The water poet, John Taylor’s arrival had been rather different: into the
‘Ancient famous City of Edinburgh, which I entered like pierce penniless, altogether moneyless, but I thank God not friendless… Walking thus down the street [melancholically], presently fixing mine eyes upon a Gentleman-like object, I looked on him [until] at last he crossed the way and made toward me.’
Taylor had struck lucky, and this gentleman found him lodgings.
Like Jonson however, no sooner had Taylor arrived but he was whisked up the Royal Mile to view the fortifications of Edinburgh castle.
‘The Castle on a lofty Rock is so strong, grounded, bounded, and founded, that by force of man it can never be confounded; The Foundation and Walls are impenetrable, the Ramparts Impregnable, the Bulwarks Invincible.

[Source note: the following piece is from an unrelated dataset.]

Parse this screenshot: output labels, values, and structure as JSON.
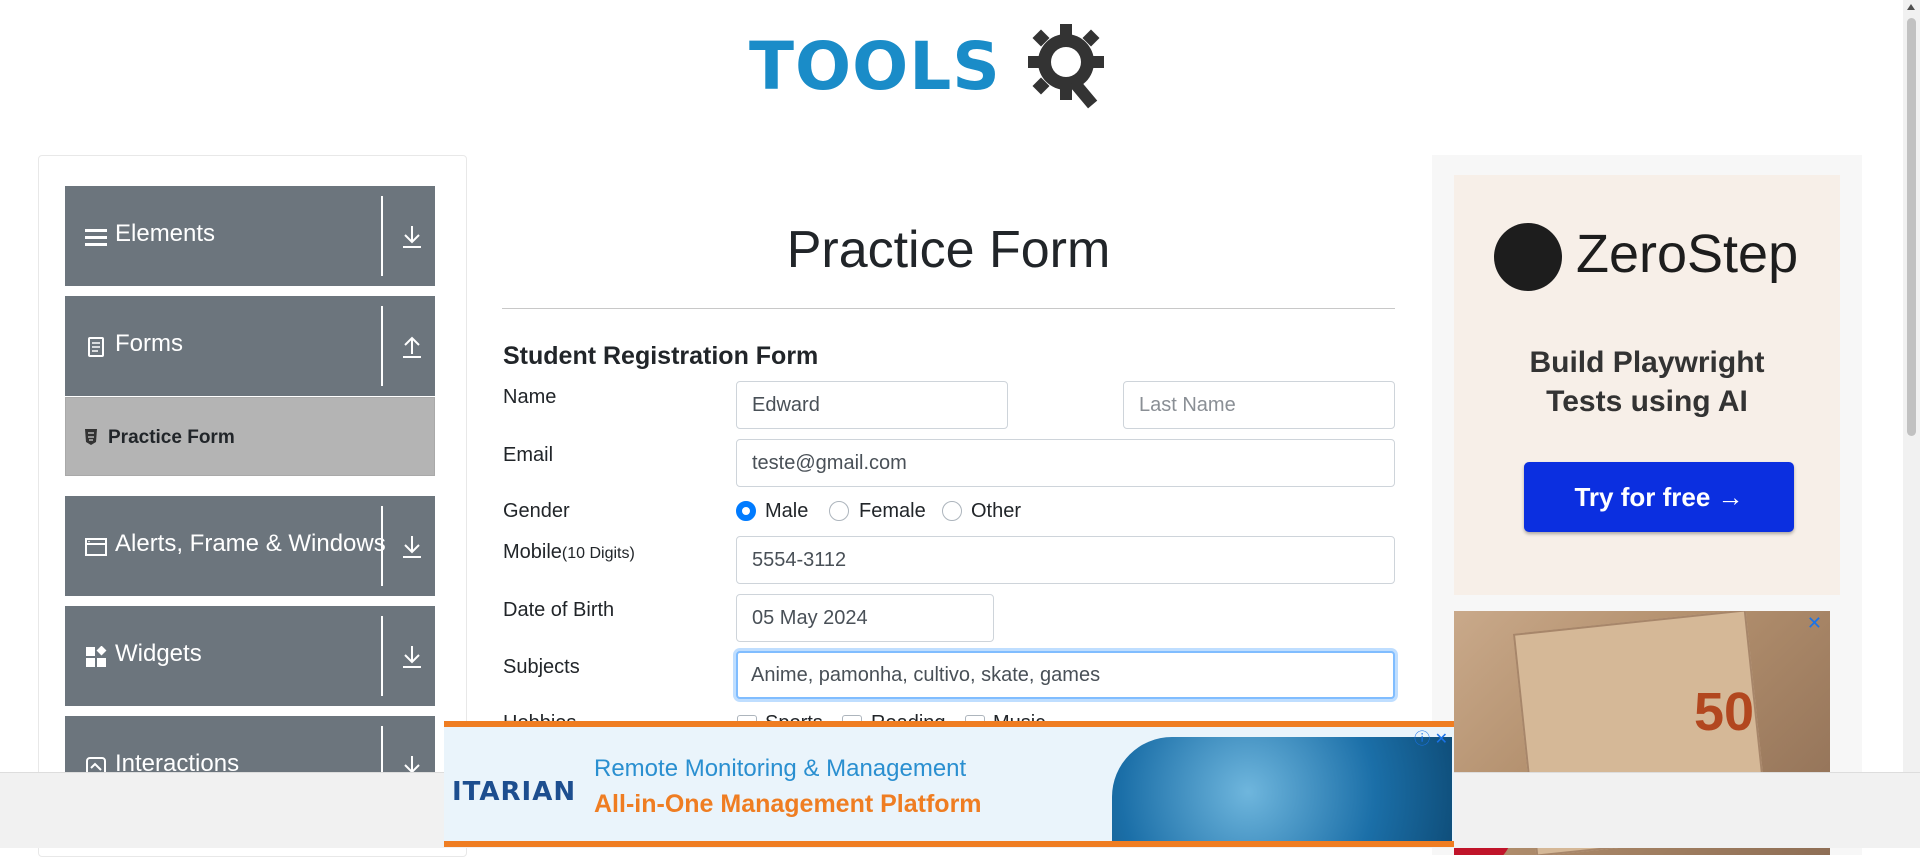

In a word I have seen many Fortresses but they must all give place to this unconquered Castle.’
Both travellers too were shown one of the castle’s most notable sights, then and now, the massive iron cannon Mons Meg, Philip of Burgundy’s present to James II on his marriage to Mary of Gueldres: ‘a great piece of Ordinance, it will serve to defend a breach, or to toss balls of wild fire against any’. And like today’s tourists will soon be told (as a result of our project), Taylor relates that his guide said that
‘so great [was the cannon] that a Child was once gotten there, but I to make trial crept into it, lying on my back, and I am sure there was Room enough and spare for a greater than myself.’

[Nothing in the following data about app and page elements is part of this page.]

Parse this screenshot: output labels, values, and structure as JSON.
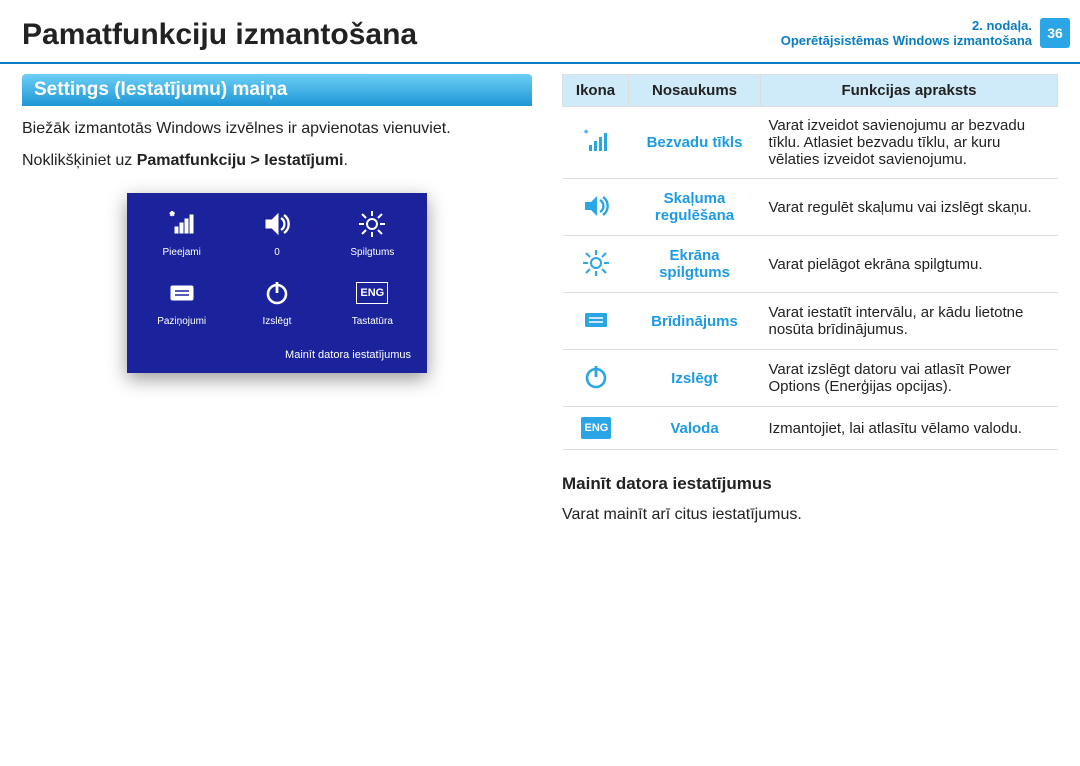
{
  "header": {
    "title": "Pamatfunkciju izmantošana",
    "chapter_line1": "2. nodaļa.",
    "chapter_line2": "Operētājsistēmas Windows izmantošana",
    "page_number": "36"
  },
  "section": {
    "heading": "Settings (Iestatījumu) maiņa",
    "para1": "Biežāk izmantotās Windows izvēlnes ir apvienotas vienuviet.",
    "para2_prefix": "Noklikšķiniet uz ",
    "para2_bold": "Pamatfunkciju > Iestatījumi",
    "para2_suffix": "."
  },
  "charms": {
    "items": [
      {
        "label": "Pieejami"
      },
      {
        "label": "0"
      },
      {
        "label": "Spilgtums"
      },
      {
        "label": "Paziņojumi"
      },
      {
        "label": "Izslēgt"
      },
      {
        "label": "Tastatūra"
      }
    ],
    "eng": "ENG",
    "footer": "Mainīt datora iestatījumus"
  },
  "table": {
    "headers": {
      "icon": "Ikona",
      "name": "Nosaukums",
      "desc": "Funkcijas apraksts"
    },
    "rows": [
      {
        "name": "Bezvadu tīkls",
        "desc": "Varat izveidot savienojumu ar bezvadu tīklu. Atlasiet bezvadu tīklu, ar kuru vēlaties izveidot savienojumu."
      },
      {
        "name": "Skaļuma regulēšana",
        "desc": "Varat regulēt skaļumu vai izslēgt skaņu."
      },
      {
        "name": "Ekrāna spilgtums",
        "desc": "Varat pielāgot ekrāna spilgtumu."
      },
      {
        "name": "Brīdinājums",
        "desc": "Varat iestatīt intervālu, ar kādu lietotne nosūta brīdinājumus."
      },
      {
        "name": "Izslēgt",
        "desc": "Varat izslēgt datoru vai atlasīt Power Options (Enerģijas opcijas)."
      },
      {
        "name": "Valoda",
        "desc": "Izmantojiet, lai atlasītu vēlamo valodu."
      }
    ],
    "eng": "ENG"
  },
  "bottom": {
    "heading": "Mainīt datora iestatījumus",
    "para": "Varat mainīt arī citus iestatījumus."
  }
}
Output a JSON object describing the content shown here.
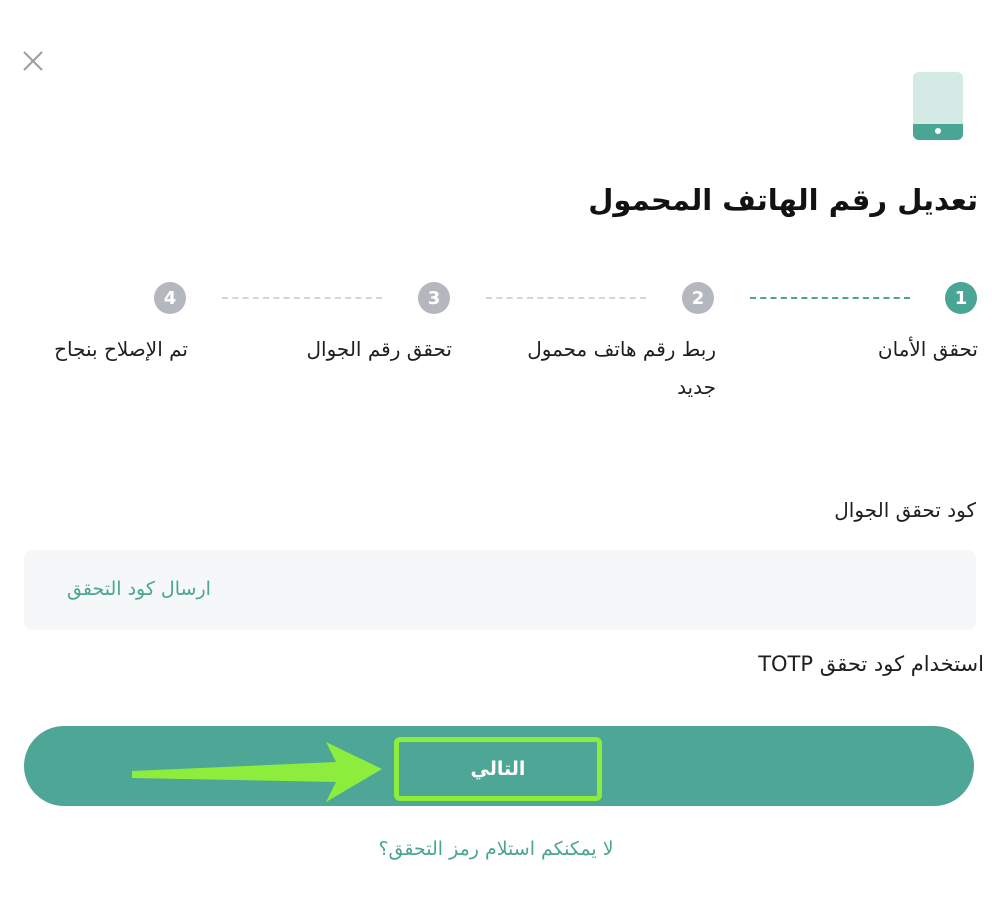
{
  "icons": {
    "close": "close-icon",
    "phone": "mobile-phone-icon",
    "arrow": "arrow-right-icon"
  },
  "title": "تعديل رقم الهاتف المحمول",
  "steps": [
    {
      "number": "1",
      "label": "تحقق الأمان",
      "active": true
    },
    {
      "number": "2",
      "label": "ربط رقم هاتف محمول جديد",
      "active": false
    },
    {
      "number": "3",
      "label": "تحقق رقم الجوال",
      "active": false
    },
    {
      "number": "4",
      "label": "تم الإصلاح بنجاح",
      "active": false
    }
  ],
  "form": {
    "code_label": "كود تحقق الجوال",
    "send_code": "ارسال كود التحقق",
    "totp_link": "استخدام كود تحقق TOTP"
  },
  "actions": {
    "next": "التالي",
    "cant_receive": "لا يمكنكم استلام رمز التحقق؟"
  },
  "colors": {
    "accent": "#4ba594",
    "button": "#4ea796",
    "inactive_step": "#b4b7bd",
    "highlight": "#8ded3c"
  }
}
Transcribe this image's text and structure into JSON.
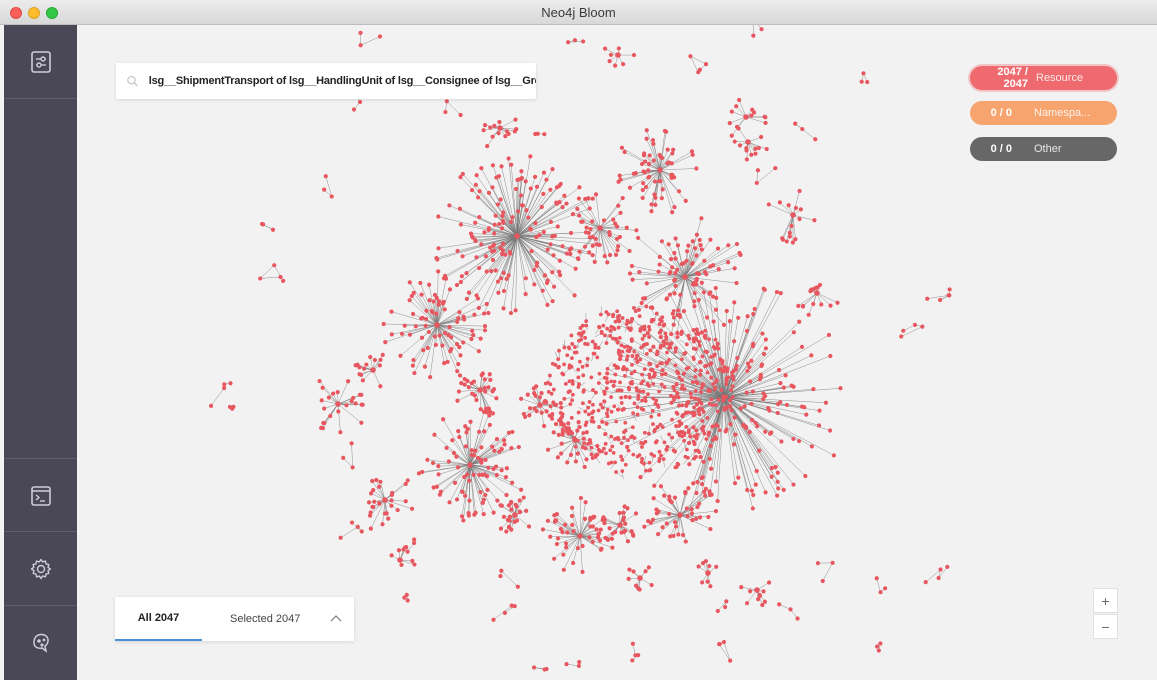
{
  "window": {
    "title": "Neo4j Bloom"
  },
  "sidebar": {
    "items": [
      {
        "icon": "filter-settings-icon"
      },
      {
        "icon": "terminal-icon"
      },
      {
        "icon": "gear-icon"
      },
      {
        "icon": "bloom-logo-icon"
      }
    ]
  },
  "search": {
    "value": "lsg__ShipmentTransport of lsg__HandlingUnit of lsg__Consignee of lsg__GreaterCh",
    "icon": "search-icon"
  },
  "legend": [
    {
      "count": "2047 / 2047",
      "label": "Resource",
      "color": "#ef6a6e"
    },
    {
      "count": "0 / 0",
      "label": "Namespa...",
      "color": "#f7a46e"
    },
    {
      "count": "0 / 0",
      "label": "Other",
      "color": "#676767"
    }
  ],
  "drawer": {
    "all_label": "All 2047",
    "selected_label": "Selected 2047"
  },
  "zoom": {
    "in_label": "+",
    "out_label": "−"
  },
  "graph": {
    "node_color": "#e8575f",
    "edge_color": "#777777",
    "node_count": 2047
  }
}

Or in Jonson’s companion’s words, ‘the bore was so big that one got a woman with child in it’.
Taylor thought Edinburgh a fine place:
‘the fairest and goodliest street that ever mine eyes beheld… The buildings on each side being all of squared stone, five, six, and seven storeys high, and many by Lanes and Closes on each side of the way, wherein are Gentlemen’s houses … wherein I found entertainment beyond my expectation or merit.’

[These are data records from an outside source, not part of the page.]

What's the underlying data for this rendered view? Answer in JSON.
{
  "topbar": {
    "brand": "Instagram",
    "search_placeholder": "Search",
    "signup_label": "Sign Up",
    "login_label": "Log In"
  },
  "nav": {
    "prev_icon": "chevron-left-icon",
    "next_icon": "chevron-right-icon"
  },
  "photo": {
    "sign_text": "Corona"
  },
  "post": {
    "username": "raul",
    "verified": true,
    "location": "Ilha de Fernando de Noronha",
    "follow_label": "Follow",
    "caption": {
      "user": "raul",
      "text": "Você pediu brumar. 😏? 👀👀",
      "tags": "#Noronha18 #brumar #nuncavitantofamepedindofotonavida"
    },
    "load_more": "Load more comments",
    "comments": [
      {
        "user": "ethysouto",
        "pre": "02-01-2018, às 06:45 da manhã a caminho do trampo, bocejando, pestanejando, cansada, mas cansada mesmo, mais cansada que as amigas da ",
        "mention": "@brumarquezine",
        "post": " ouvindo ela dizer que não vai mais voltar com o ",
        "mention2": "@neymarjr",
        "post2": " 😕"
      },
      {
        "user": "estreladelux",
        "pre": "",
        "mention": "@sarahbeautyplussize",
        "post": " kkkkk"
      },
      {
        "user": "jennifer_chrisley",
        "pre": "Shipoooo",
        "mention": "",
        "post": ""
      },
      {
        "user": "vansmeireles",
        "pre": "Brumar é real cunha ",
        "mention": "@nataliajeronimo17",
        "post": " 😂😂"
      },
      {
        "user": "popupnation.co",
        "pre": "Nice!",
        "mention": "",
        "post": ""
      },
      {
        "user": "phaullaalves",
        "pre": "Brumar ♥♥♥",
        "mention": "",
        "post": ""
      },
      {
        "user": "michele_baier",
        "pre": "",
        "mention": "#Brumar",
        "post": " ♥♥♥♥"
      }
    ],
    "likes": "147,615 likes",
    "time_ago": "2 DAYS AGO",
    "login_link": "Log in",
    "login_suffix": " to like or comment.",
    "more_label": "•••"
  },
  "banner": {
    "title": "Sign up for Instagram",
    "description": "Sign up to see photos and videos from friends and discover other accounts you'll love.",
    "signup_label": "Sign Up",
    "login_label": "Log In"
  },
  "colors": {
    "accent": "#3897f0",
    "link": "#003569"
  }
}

His was a view not shared by a subsequent snootier traveller, Sir William Brereton in 1635. Whilst he agreed that the Royal Mile was
‘the glory and beauty of this city, … if the houses were not lined to the outside and faced with boards; but this face of boards doth much blemish it, and derogate from glory and beauty; as also the want of fair glass windows.’
But worse… despite it being that
‘This city is placed in a dainty, healthful, pure air, and doubtless were a most healthful place to live, were not the inhabitants most sluttish, nasty, and slothful people. The sluttishness and nastiness of this people is such, that I cannot omit the particularizing thereof: their houses, and halls, and kitchens, have such a noisome taste, a savour and that so strong, as it doth offend you so soon as you come within their walls.’
This is not the impression that we get from Jonson who was subsequently to describe Edinburgh as ‘Britain’s other eye’.
Read more about the ceremony at the Mercat Cross, and other literary stories associated with Edinburgh at A Secret Golden Age: Walks through early literary Edinburgh.